Here some red colored text apeared and I got freaked out so I executed the github files:
sudo ./0_install-toolchain.sh = installed a lot of things OK but also some error about /home/vagrant
sudo ./1_clone-code.sh

When I try to run vagrant up it tells me to run the VirtualBox with the same user I created it. (I must be doing something wrong with the usermod command)
I tried sudo vagrant up, and got a different error… and gave up

I know there is a nobrainer error in my attempt, that’s because I’m a linux newbie.
After all this mess, should I reinstall Ubuntu ?

“/home/vagrant” Is not a directory in your hardrive, but in the VM’s filesystem. So you don’t have to change it.

The shellscripts should be run within the VM, not from the host system. Are you sure you ran them from the VM?

I’m having a “DUH” moment. So I’m building this virtual linux machine with a file system of it’s own and run the two 0…sh and 1…sh files inside it, connected via an ssh protocol (as I connect to a raspberry without a display :slight_smile:
I think I’m not there yet, vagrant isn’t running. It has to be something with the usermod.
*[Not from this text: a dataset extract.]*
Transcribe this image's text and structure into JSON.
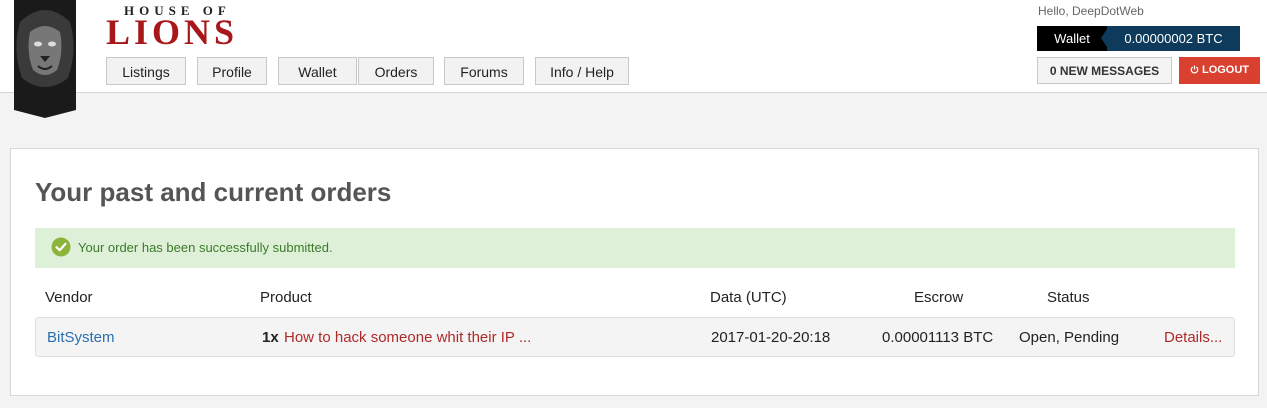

How can I check the user that created the virtualbox, or if the usermod command worked? Can I view this vboxusers file ?